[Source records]
====
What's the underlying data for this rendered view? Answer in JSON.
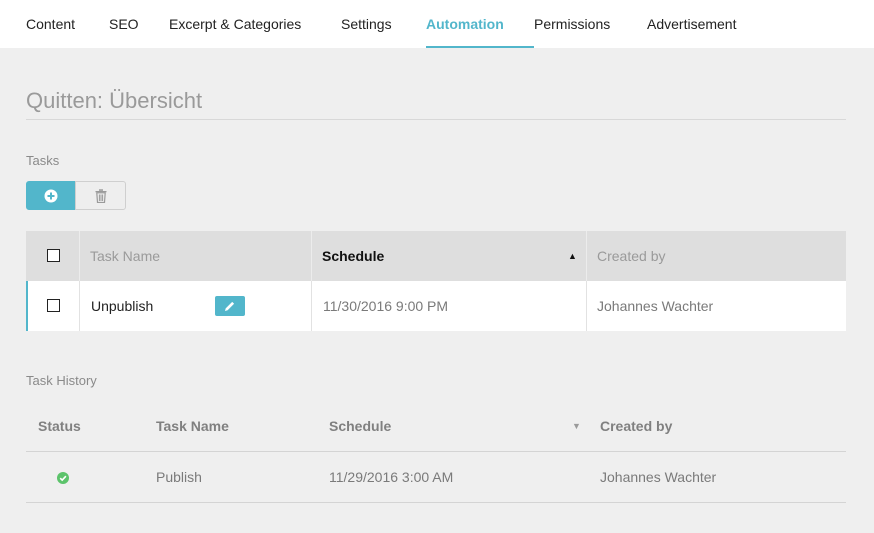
{
  "nav": {
    "tabs": [
      {
        "label": "Content"
      },
      {
        "label": "SEO"
      },
      {
        "label": "Excerpt & Categories"
      },
      {
        "label": "Settings"
      },
      {
        "label": "Automation"
      },
      {
        "label": "Permissions"
      },
      {
        "label": "Advertisement"
      }
    ],
    "active_tab": "Automation"
  },
  "page": {
    "title": "Quitten: Übersicht"
  },
  "tasks": {
    "label": "Tasks",
    "add_icon": "plus-circle-icon",
    "delete_icon": "trash-icon",
    "columns": {
      "task_name": "Task Name",
      "schedule": "Schedule",
      "created_by": "Created by"
    },
    "sort": {
      "column": "Schedule",
      "direction": "ascending"
    },
    "rows": [
      {
        "task_name": "Unpublish",
        "schedule": "11/30/2016 9:00 PM",
        "created_by": "Johannes Wachter",
        "checked": false
      }
    ]
  },
  "history": {
    "label": "Task History",
    "columns": {
      "status": "Status",
      "task_name": "Task Name",
      "schedule": "Schedule",
      "created_by": "Created by"
    },
    "sort": {
      "column": "Schedule",
      "direction": "descending"
    },
    "rows": [
      {
        "status": "success",
        "task_name": "Publish",
        "schedule": "11/29/2016 3:00 AM",
        "created_by": "Johannes Wachter"
      }
    ]
  },
  "colors": {
    "accent": "#52b6cb",
    "success": "#5cc36b"
  }
}
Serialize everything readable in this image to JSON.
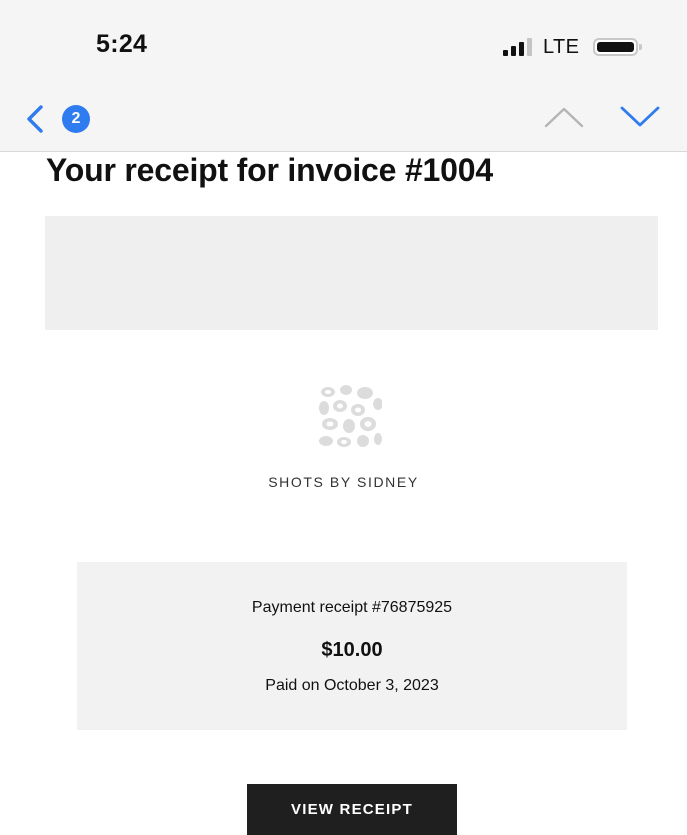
{
  "status_bar": {
    "time": "5:24",
    "network": "LTE",
    "icons": [
      "signal-icon",
      "battery-icon"
    ]
  },
  "nav": {
    "back_icon": "chevron-left-icon",
    "unread_count": "2",
    "prev_icon": "chevron-up-icon",
    "next_icon": "chevron-down-icon",
    "colors": {
      "accent": "#2f7bf0",
      "disabled": "#b5b5b5"
    }
  },
  "email": {
    "subject": "Your receipt for invoice #1004",
    "merchant": {
      "logo_icon": "leopard-print-logo",
      "name": "SHOTS BY SIDNEY"
    },
    "receipt": {
      "number": "Payment receipt #76875925",
      "amount": "$10.00",
      "paid_on": "Paid on October 3, 2023"
    },
    "view_receipt_label": "VIEW RECEIPT",
    "colors": {
      "button": "#1f1f1f",
      "card": "#f2f2f2",
      "banner": "#efefef"
    }
  }
}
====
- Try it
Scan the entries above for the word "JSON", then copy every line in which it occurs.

- Task solution
What's the underlying data for this rendered view? Answer in JSON.
Serialize everything readable in this image to JSON.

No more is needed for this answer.